> Work instruction: Only the number is needed: how many lines in the entries below contain the string "value"?

▼▼▼

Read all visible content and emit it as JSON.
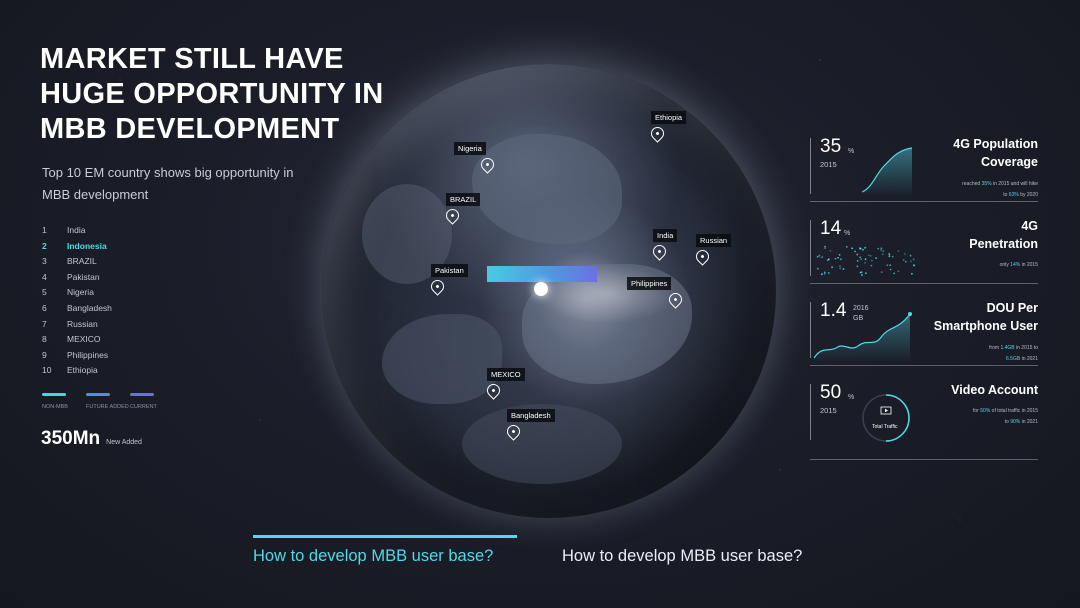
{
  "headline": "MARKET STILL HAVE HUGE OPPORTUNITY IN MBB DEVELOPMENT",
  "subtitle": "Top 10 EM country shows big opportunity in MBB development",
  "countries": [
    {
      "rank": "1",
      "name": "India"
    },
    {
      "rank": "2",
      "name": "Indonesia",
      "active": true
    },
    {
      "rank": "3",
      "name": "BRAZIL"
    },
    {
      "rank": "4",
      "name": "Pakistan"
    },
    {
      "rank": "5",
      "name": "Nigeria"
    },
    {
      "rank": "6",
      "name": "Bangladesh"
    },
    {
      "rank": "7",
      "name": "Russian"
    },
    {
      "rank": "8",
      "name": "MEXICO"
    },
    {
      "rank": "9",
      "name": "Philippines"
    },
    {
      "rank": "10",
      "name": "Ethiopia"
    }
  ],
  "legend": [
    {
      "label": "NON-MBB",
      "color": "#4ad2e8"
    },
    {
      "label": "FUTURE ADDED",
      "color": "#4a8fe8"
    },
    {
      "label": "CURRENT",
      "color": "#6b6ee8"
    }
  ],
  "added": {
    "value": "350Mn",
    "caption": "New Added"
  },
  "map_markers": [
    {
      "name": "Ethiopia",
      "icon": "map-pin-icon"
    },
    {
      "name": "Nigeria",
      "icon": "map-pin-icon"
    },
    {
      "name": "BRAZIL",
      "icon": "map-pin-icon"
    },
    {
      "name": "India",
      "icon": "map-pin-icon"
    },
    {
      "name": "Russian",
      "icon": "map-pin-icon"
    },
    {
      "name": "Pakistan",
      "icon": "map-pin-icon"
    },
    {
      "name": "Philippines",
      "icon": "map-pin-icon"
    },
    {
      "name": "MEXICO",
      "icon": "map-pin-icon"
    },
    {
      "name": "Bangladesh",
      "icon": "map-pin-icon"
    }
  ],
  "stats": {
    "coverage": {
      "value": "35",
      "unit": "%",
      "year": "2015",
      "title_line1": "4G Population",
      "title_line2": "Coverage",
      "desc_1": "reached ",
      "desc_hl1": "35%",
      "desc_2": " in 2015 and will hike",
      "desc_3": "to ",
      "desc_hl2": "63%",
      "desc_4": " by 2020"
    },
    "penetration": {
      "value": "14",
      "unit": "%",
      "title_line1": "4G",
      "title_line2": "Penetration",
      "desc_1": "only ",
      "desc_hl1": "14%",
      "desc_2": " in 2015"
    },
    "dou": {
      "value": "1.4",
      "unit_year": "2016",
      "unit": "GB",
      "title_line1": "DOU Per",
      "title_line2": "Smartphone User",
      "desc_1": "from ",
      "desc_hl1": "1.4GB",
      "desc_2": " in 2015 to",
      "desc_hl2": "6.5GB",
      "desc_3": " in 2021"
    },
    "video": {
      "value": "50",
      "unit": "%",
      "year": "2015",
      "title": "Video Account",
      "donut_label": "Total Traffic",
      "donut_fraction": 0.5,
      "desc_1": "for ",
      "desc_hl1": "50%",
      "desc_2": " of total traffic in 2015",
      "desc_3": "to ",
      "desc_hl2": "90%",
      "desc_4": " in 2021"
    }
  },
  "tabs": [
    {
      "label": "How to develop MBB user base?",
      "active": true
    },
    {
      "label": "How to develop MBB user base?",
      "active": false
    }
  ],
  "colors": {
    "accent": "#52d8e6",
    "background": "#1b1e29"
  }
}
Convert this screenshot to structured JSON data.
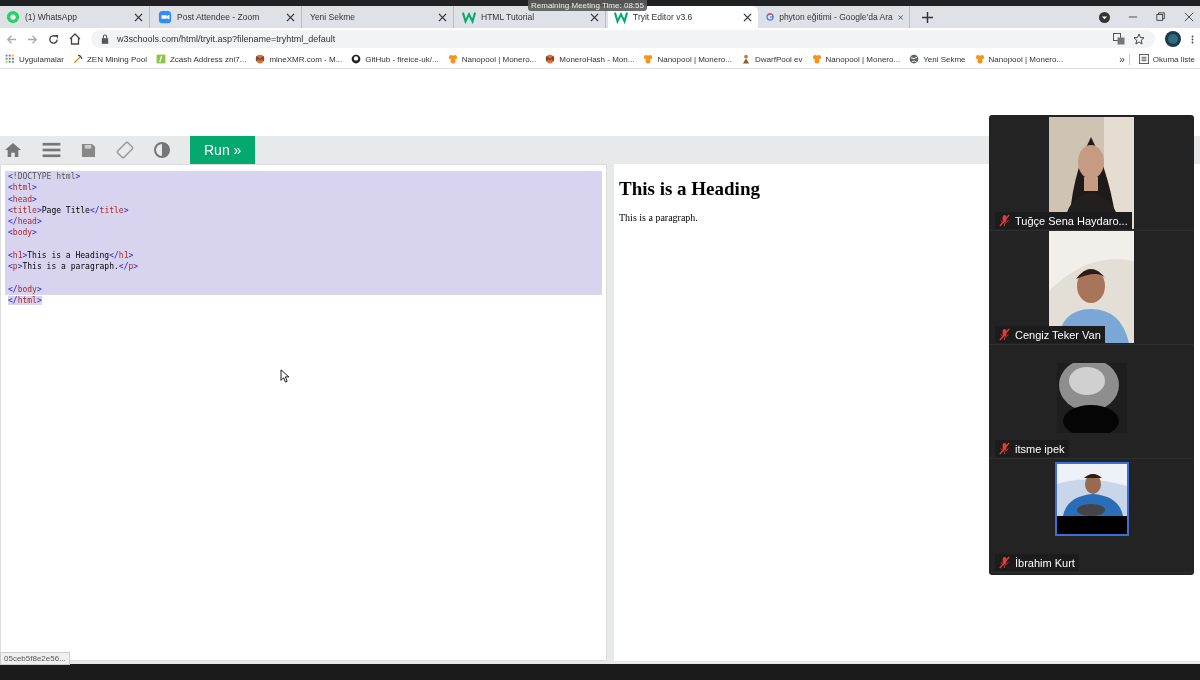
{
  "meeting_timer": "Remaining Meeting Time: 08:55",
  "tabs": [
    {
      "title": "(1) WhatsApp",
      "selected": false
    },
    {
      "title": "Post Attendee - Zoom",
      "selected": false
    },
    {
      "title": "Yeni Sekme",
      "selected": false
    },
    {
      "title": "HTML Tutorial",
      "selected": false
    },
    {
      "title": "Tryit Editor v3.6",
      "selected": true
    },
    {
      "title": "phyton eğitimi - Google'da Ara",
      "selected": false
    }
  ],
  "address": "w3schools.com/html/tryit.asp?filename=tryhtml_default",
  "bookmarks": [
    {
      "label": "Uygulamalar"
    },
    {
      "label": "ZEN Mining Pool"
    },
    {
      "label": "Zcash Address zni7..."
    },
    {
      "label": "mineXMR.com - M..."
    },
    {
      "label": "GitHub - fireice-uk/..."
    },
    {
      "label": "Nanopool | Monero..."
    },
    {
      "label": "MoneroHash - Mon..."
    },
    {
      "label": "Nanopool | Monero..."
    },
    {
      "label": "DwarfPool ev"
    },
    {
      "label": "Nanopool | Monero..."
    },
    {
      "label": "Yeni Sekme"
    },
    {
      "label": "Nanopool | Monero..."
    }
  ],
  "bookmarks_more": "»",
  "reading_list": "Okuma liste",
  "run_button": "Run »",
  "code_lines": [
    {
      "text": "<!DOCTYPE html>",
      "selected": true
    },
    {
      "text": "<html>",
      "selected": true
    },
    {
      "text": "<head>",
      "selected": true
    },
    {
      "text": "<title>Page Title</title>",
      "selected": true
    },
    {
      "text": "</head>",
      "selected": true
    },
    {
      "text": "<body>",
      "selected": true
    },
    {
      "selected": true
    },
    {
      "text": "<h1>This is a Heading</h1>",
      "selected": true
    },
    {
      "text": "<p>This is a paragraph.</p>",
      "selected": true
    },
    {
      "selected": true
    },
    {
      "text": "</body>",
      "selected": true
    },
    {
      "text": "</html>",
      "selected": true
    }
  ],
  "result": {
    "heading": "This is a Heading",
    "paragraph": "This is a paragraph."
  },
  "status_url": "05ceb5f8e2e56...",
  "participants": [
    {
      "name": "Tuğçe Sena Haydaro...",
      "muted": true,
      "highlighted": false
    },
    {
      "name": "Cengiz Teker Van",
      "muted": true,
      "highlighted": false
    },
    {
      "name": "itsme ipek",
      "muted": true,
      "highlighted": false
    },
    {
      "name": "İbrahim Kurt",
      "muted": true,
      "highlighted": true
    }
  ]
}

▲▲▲

> Answer below: 5